Collector bandwidth will be 0.159 / (all resistors in parallel on collector * sum of all capacitors on the collector that are tied to GND). In this circuit, the resistors are 4K || 10K, or approx. 3K ohms. The capacitance is??? we'll assume 10pf (the 1uF does not tie to GND, so its not a parasitic capacitor). The time constant is 3K ohm * 10pF or 30 nanoseconds or 33MegaRadians/second. That divided by 2*pi == 5MHz F3dB (half power point, 40 degree phase shift).

Now for the input bandwidth. If you XFG1 has zero Zsource, the input bandwidth will be infinite (in reality, set by the base time constant: rbb' and Cemitter.) With finite Zsource, the amplifier's Cmiller will be a big bother. Assuming Cob is 10pF, and gain is 3Kohm / (500 + 26 ) ~~ 6x, the input capacitance will be 10pF * (1 + 6) = 70pF. If Zsource is 50 ohms, the 70pF * 50ohm = 3,500 nanoseconds or about 50MHz input bandwidth.

• To extent frequency bandwidth I need to use higher capacity not 1 but 100 uF and also I need to proper choo capacitor in parallel with 500 ohms?. Is there any practice article that you know (link) which can be used for bandwidth calculations? Dec 18, 2017 at 17:55

In your circuit, the biggest factor in play is R4, the emitter resistor. This provides negative feedback in the following way. As the signal rises, the collector current increases with it, and so does the emitter current. This causes a voltage drop across R4 which very nearly match the rise in base voltage, so V-BE doesn't rise much at all. There's also a corresponding reduction in gain because of this. The same thing happens when the signal goes negative, as long as the transistor was originally biased into conduction to start with.

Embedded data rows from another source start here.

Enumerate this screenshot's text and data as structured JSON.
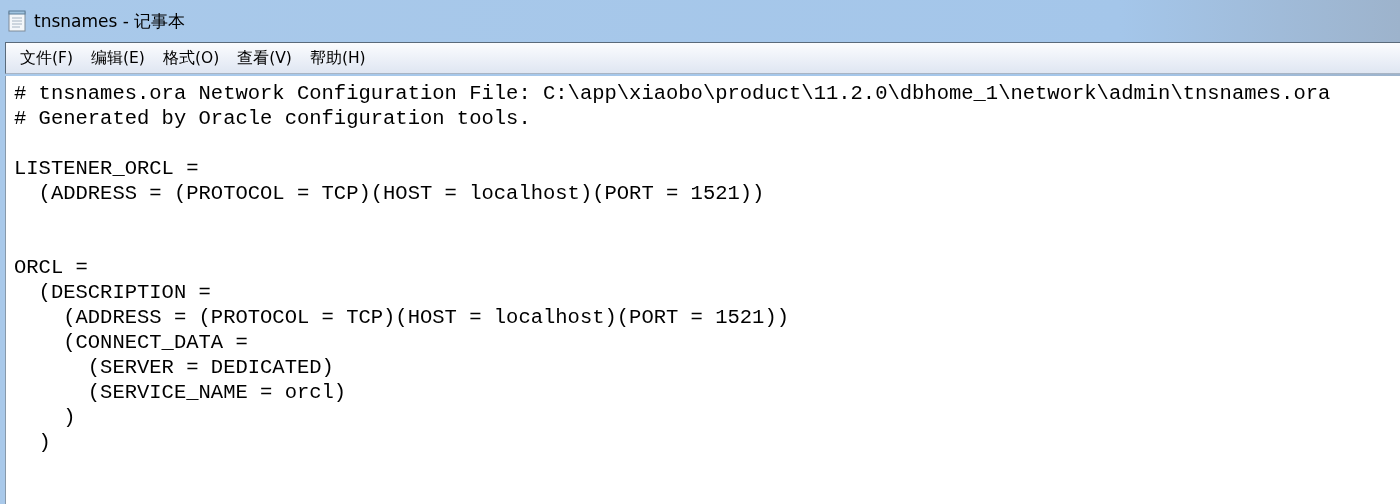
{
  "window": {
    "title": "tnsnames - 记事本"
  },
  "menu": [
    {
      "label": "文件(F)"
    },
    {
      "label": "编辑(E)"
    },
    {
      "label": "格式(O)"
    },
    {
      "label": "查看(V)"
    },
    {
      "label": "帮助(H)"
    }
  ],
  "editor": {
    "text": "# tnsnames.ora Network Configuration File: C:\\app\\xiaobo\\product\\11.2.0\\dbhome_1\\network\\admin\\tnsnames.ora\n# Generated by Oracle configuration tools.\n\nLISTENER_ORCL =\n  (ADDRESS = (PROTOCOL = TCP)(HOST = localhost)(PORT = 1521))\n\n\nORCL =\n  (DESCRIPTION =\n    (ADDRESS = (PROTOCOL = TCP)(HOST = localhost)(PORT = 1521))\n    (CONNECT_DATA =\n      (SERVER = DEDICATED)\n      (SERVICE_NAME = orcl)\n    )\n  )"
  }
}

I will also mention that a BJT is a current-operated device. As you try to raise the base voltage, it draws more current and the voltage doesn't rise by much. The signal voltage appears instead across the series base resistor...which you don't have. You do have C1, so this effect would be present at low frequencies. In real life, most circuits would have a series base resistor.